**Records drawn from a dataset:**
>>>
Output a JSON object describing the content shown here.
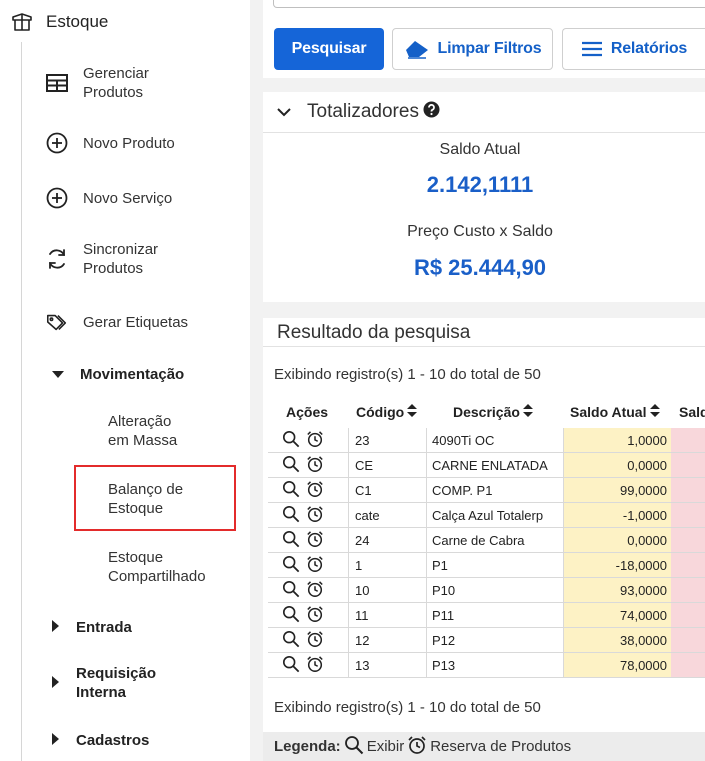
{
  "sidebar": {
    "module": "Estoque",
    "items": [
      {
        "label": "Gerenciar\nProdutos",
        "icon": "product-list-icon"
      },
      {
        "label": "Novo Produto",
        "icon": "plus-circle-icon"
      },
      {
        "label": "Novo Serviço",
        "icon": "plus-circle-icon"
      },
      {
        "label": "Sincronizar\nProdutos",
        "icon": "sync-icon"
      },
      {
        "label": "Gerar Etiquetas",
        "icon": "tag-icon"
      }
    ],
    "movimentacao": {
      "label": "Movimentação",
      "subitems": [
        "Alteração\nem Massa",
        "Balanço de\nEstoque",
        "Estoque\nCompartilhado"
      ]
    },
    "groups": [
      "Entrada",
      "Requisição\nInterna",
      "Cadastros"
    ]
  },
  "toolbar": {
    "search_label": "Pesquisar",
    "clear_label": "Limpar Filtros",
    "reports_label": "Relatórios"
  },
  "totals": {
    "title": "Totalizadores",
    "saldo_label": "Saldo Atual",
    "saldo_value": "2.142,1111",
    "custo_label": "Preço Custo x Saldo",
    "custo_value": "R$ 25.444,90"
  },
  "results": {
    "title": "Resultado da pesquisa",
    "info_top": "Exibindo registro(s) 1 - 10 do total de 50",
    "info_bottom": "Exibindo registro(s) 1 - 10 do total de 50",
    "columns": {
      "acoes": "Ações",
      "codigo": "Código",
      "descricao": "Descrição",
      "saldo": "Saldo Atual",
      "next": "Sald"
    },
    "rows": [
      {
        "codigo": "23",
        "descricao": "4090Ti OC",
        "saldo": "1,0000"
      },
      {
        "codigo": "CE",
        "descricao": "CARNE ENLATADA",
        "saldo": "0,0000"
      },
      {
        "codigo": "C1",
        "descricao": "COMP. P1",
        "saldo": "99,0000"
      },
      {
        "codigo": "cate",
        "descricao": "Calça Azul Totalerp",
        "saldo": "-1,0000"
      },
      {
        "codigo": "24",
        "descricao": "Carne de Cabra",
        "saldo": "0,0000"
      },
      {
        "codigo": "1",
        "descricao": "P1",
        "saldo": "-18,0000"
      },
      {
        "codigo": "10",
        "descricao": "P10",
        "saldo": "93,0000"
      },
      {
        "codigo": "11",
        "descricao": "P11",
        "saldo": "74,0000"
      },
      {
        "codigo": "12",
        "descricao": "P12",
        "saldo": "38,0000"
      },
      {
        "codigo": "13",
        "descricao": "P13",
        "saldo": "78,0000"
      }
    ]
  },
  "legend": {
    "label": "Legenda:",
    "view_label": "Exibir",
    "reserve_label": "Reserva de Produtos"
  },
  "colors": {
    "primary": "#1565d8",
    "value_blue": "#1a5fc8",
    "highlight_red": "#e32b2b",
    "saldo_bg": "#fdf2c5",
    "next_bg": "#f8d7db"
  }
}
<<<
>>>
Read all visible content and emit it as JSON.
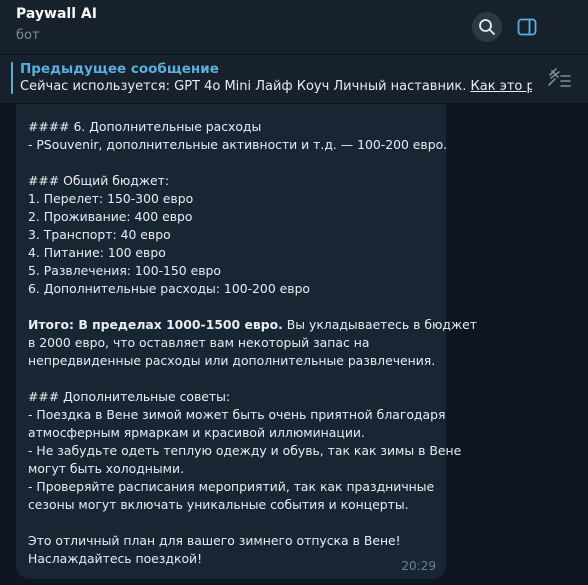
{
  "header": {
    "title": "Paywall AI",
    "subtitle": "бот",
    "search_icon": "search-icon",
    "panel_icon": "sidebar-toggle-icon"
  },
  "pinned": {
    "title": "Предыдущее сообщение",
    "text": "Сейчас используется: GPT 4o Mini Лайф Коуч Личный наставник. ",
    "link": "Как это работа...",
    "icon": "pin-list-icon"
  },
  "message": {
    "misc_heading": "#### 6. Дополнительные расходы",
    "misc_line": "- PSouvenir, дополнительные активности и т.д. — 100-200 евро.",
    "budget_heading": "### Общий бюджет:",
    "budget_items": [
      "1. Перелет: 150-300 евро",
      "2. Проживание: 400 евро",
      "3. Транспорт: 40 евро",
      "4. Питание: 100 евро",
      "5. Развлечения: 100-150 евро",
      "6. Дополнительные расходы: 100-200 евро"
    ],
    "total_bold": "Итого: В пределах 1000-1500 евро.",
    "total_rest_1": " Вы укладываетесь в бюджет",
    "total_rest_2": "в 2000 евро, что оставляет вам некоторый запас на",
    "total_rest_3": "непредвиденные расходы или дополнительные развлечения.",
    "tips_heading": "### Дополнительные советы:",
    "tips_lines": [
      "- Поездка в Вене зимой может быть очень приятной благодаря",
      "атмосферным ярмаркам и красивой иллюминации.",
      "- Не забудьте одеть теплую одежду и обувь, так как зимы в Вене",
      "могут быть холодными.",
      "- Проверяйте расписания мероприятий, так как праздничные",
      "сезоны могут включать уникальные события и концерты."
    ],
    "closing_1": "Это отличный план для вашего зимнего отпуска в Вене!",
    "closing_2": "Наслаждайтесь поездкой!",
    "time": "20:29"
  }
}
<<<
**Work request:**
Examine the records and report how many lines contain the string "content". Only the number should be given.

**Result of this exercise:**
2